Whether you’re buying a home, connecting the power or getting a credit card, most of us apply for credit at one time or another. How we look after it has always been important but recent changes to the law make it more important than ever.
Until recently, your credit report only included limited information such as your identity details and ‘negative’ information such as any loan defaults or bankruptcy.
Since 1 April 2012, credit providers (like banks, finance companies and some utilities) have been allowed to share more information with credit reporters. This could include the amount of credit you have and how you pay it back. So, in the future, your credit report will also show positive things – like a great track record of paying on time.
For more information, please download the Comprehensive Credit Reporting Brochure.
“Credit” is a term used to describe any money on loan, or products or services before payment. Examples of “credit” include:
Credit reporting is the process of gathering information about your credit history to create an overall picture of how well you look after credit. This is done by regulated credit reporting agencies and is sometimes called a credit report or credit file.
If you apply for credit, the relevant credit provider (organisations such as banks, finance companies and some utility companies) usually approach a credit reporting agency for information about you relating to your credit situation like whether you have been made bankrupt (sometimes known as a “credit check”). In most cases you have to provide consent before a credit check can be performed. In turn, organisations that provide you credit will also update credit reporting agencies with information about you, such as whether they have had to take formal steps to recover an amount from you.
Prior to 1 April, your credit report only took into account “negative” information, such as someone having to take formal steps to recover a debt from you. Now, under changes to the Credit Reporting Privacy Code, eligible credit providers (like banks, finance companies and some utility companies) can share more information with credit reporting agencies on an ongoing basis, such as the type and amount of credit you have and whether you make your repayments on time.
ASB recognises the positive benefits of Comprehensive Credit Reporting and will be participating from 1 September 2012.
Under the new rules ASB may provide credit reporting agencies with additional credit account information such as:
The Credit Reporting Privacy Code is essentially New Zealand’s law around Credit Reporting.
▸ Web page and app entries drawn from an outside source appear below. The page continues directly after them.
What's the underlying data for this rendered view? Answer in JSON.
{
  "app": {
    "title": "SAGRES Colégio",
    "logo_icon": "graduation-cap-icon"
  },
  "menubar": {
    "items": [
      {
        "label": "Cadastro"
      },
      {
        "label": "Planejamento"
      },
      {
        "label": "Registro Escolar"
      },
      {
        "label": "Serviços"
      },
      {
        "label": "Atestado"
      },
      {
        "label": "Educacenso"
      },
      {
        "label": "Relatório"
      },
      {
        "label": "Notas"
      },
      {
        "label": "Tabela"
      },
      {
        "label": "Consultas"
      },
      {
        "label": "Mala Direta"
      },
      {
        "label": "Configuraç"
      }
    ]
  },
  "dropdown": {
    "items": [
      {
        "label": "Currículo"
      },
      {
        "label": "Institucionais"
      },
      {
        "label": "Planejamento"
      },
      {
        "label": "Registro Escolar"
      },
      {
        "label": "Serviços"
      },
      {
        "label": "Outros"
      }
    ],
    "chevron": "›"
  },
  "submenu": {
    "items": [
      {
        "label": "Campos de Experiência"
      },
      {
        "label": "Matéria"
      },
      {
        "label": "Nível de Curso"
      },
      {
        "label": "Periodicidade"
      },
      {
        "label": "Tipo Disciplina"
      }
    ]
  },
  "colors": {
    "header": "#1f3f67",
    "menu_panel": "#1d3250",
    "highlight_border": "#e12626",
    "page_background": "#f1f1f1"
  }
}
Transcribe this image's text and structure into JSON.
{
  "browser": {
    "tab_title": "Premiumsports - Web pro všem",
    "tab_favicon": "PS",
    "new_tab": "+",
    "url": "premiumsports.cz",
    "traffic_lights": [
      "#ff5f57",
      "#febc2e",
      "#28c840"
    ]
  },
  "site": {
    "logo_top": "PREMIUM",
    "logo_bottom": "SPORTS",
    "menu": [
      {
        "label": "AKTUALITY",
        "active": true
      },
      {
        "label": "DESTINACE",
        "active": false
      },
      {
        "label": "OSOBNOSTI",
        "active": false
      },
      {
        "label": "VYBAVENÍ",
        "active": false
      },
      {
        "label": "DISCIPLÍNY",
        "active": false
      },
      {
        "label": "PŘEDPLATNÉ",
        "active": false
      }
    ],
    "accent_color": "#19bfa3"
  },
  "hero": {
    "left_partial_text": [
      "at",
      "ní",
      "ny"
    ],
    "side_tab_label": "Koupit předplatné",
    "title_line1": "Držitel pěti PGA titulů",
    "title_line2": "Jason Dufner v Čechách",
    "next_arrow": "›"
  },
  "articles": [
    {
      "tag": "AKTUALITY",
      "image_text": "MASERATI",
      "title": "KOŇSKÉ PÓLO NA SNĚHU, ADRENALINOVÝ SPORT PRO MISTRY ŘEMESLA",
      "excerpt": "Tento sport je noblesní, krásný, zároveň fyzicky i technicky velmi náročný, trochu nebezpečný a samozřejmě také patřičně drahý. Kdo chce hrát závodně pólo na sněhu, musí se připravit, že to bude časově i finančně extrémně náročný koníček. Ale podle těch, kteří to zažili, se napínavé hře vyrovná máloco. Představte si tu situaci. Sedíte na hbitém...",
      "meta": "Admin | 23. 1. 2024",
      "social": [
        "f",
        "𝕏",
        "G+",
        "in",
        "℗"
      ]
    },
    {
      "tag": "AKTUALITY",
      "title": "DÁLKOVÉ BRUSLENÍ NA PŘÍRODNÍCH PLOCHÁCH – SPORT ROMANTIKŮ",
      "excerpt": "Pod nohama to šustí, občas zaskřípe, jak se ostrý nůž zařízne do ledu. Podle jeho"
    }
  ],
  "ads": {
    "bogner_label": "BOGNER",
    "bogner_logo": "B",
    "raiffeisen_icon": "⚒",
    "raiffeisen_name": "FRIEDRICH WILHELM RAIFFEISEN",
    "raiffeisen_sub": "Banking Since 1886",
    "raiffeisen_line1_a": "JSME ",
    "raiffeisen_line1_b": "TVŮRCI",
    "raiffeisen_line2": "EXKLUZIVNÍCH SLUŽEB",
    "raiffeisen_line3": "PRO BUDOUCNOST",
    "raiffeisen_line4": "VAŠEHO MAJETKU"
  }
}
Technically it’s a code of practice issued under the Privacy Act 1993. It applies to all credit reporting agencies and is legally enforceable in the same way as the Privacy Act.
These changes have been introduced by the Privacy Commissioner to help New Zealand credit providers make more informed decisions. They will also bring New Zealand into line with many other countries that already have Comprehensive Credit Reporting. Research from overseas suggests that this type of credit reporting can help develop more competition among credit providers and give more people access to reputable credit providers.
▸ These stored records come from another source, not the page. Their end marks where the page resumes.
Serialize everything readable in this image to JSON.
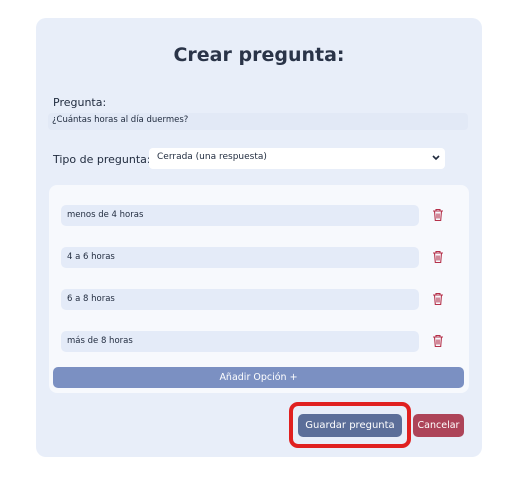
{
  "form": {
    "title": "Crear pregunta:",
    "question_label": "Pregunta:",
    "question_value": "¿Cuántas horas al día duermes?",
    "type_label": "Tipo de pregunta:",
    "type_selected": "Cerrada (una respuesta)"
  },
  "options": [
    {
      "text": "menos de 4 horas",
      "icon": "trash-icon"
    },
    {
      "text": "4 a 6 horas",
      "icon": "trash-icon"
    },
    {
      "text": "6 a 8 horas",
      "icon": "trash-icon"
    },
    {
      "text": "más de 8 horas",
      "icon": "trash-icon"
    }
  ],
  "buttons": {
    "add_option": "Añadir Opción +",
    "save": "Guardar pregunta",
    "cancel": "Cancelar"
  },
  "colors": {
    "card_bg": "#e8eef9",
    "add_button": "#7b90c2",
    "save_button": "#5b6e99",
    "cancel_button": "#ad4459",
    "trash_icon": "#b5314a",
    "highlight": "#e02020"
  }
}
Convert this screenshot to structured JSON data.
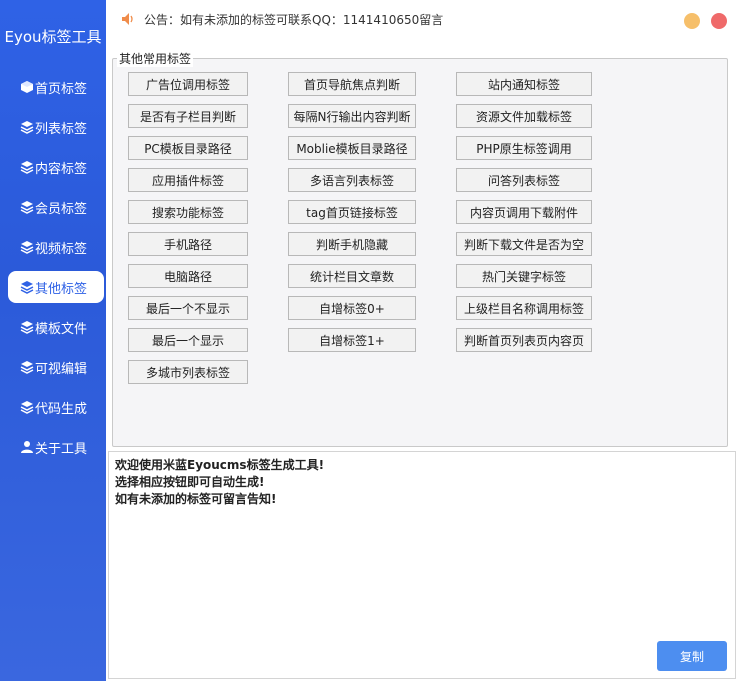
{
  "app": {
    "title": "Eyou标签工具"
  },
  "sidebar": {
    "items": [
      {
        "label": "首页标签",
        "icon": "cube-icon"
      },
      {
        "label": "列表标签",
        "icon": "layers-icon"
      },
      {
        "label": "内容标签",
        "icon": "layers-icon"
      },
      {
        "label": "会员标签",
        "icon": "layers-icon"
      },
      {
        "label": "视频标签",
        "icon": "layers-icon"
      },
      {
        "label": "其他标签",
        "icon": "layers-icon",
        "active": true
      },
      {
        "label": "模板文件",
        "icon": "layers-icon"
      },
      {
        "label": "可视编辑",
        "icon": "layers-icon"
      },
      {
        "label": "代码生成",
        "icon": "layers-icon"
      },
      {
        "label": "关于工具",
        "icon": "user-icon"
      }
    ]
  },
  "header": {
    "notice": "公告：如有未添加的标签可联系QQ：1141410650留言",
    "speaker_icon": "speaker-icon"
  },
  "group": {
    "legend": "其他常用标签",
    "buttons": [
      [
        "广告位调用标签",
        "首页导航焦点判断",
        "站内通知标签"
      ],
      [
        "是否有子栏目判断",
        "每隔N行输出内容判断",
        "资源文件加载标签"
      ],
      [
        "PC模板目录路径",
        "Moblie模板目录路径",
        "PHP原生标签调用"
      ],
      [
        "应用插件标签",
        "多语言列表标签",
        "问答列表标签"
      ],
      [
        "搜索功能标签",
        "tag首页链接标签",
        "内容页调用下载附件"
      ],
      [
        "手机路径",
        "判断手机隐藏",
        "判断下载文件是否为空"
      ],
      [
        "电脑路径",
        "统计栏目文章数",
        "热门关键字标签"
      ],
      [
        "最后一个不显示",
        "自增标签0+",
        "上级栏目名称调用标签"
      ],
      [
        "最后一个显示",
        "自增标签1+",
        "判断首页列表页内容页"
      ],
      [
        "多城市列表标签"
      ]
    ]
  },
  "output": {
    "lines": [
      "欢迎使用米蓝Eyoucms标签生成工具!",
      "选择相应按钮即可自动生成!",
      "如有未添加的标签可留言告知!"
    ]
  },
  "actions": {
    "copy_label": "复制"
  },
  "colors": {
    "sidebar": "#2f62e6",
    "minimize": "#f6bf6a",
    "close": "#ef6a6a",
    "copy_button": "#4d8ef0"
  }
}
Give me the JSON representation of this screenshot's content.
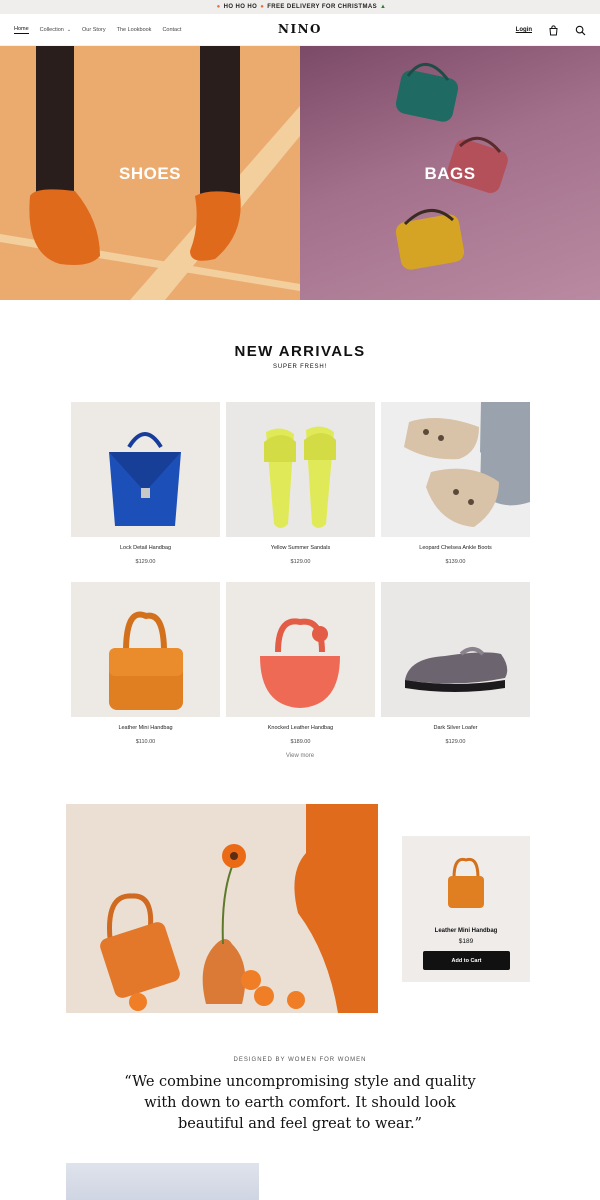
{
  "announcement": {
    "lead": "HO HO HO",
    "text": "FREE DELIVERY FOR CHRISTMAS"
  },
  "header": {
    "logo": "NINO",
    "nav": [
      "Home",
      "Collection",
      "Our Story",
      "The Lookbook",
      "Contact"
    ],
    "login": "Login",
    "icons": [
      "bag-icon",
      "search-icon"
    ]
  },
  "hero": {
    "tiles": [
      {
        "label": "SHOES"
      },
      {
        "label": "BAGS"
      }
    ]
  },
  "new_arrivals": {
    "title": "NEW ARRIVALS",
    "subtitle": "SUPER FRESH!",
    "products": [
      {
        "name": "Lock Detail Handbag",
        "price": "$129.00"
      },
      {
        "name": "Yellow Summer Sandals",
        "price": "$129.00"
      },
      {
        "name": "Leopard Chelsea Ankle Boots",
        "price": "$139.00"
      },
      {
        "name": "Leather Mini Handbag",
        "price": "$110.00"
      },
      {
        "name": "Knocked Leather Handbag",
        "price": "$189.00"
      },
      {
        "name": "Dark Silver Loafer",
        "price": "$129.00"
      }
    ],
    "view_more": "View more"
  },
  "feature": {
    "name": "Leather Mini Handbag",
    "price": "$189",
    "button": "Add to Cart"
  },
  "about": {
    "kicker": "DESIGNED BY WOMEN FOR WOMEN",
    "quote": "“We combine uncompromising style and quality with down to earth comfort. It should look beautiful and feel great to wear.”"
  },
  "colors": {
    "shoes_bg": "#ebab6f",
    "bags_bg": "#a3708b",
    "button_bg": "#111111",
    "orange": "#d8731f"
  }
}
If you’re simply having trouble remembering when payments are due, you could think about setting up Automatic Payments or Direct Debits. When it comes to your ASB credit facilities, we also have other tools to help you manage money including Text Alerts and Track My Spending. For more information, ask at any ASB branch or call 0800 803 804.
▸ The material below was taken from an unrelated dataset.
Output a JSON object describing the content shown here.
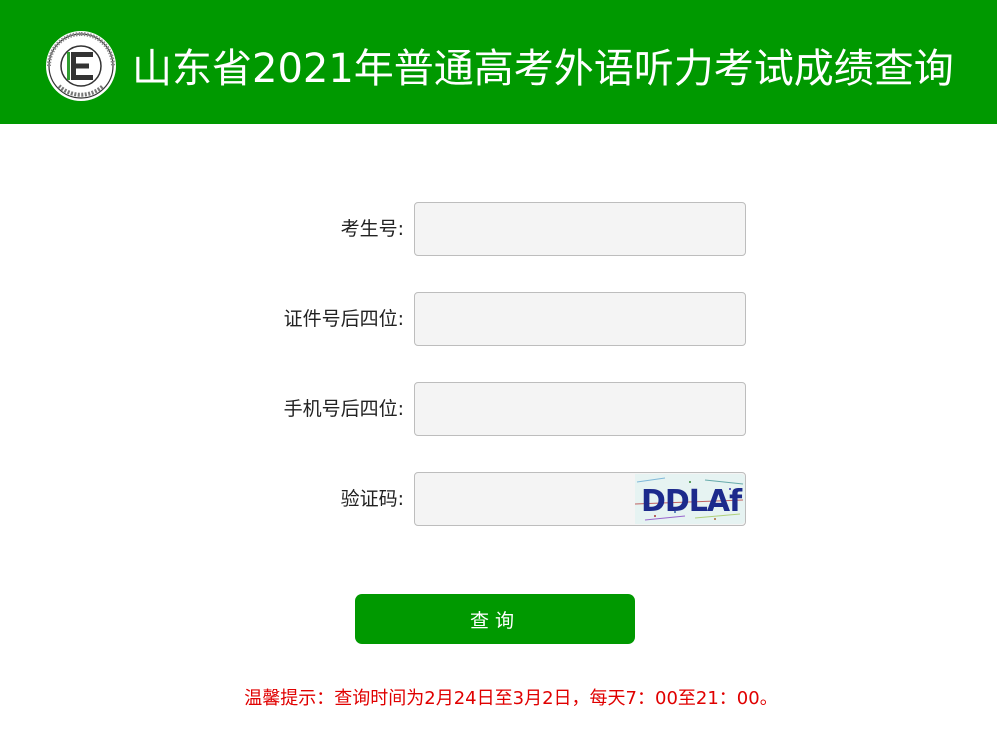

You can find more information on the Privacy Commissioner’s website or at one of the three registered credit reporting agencies below: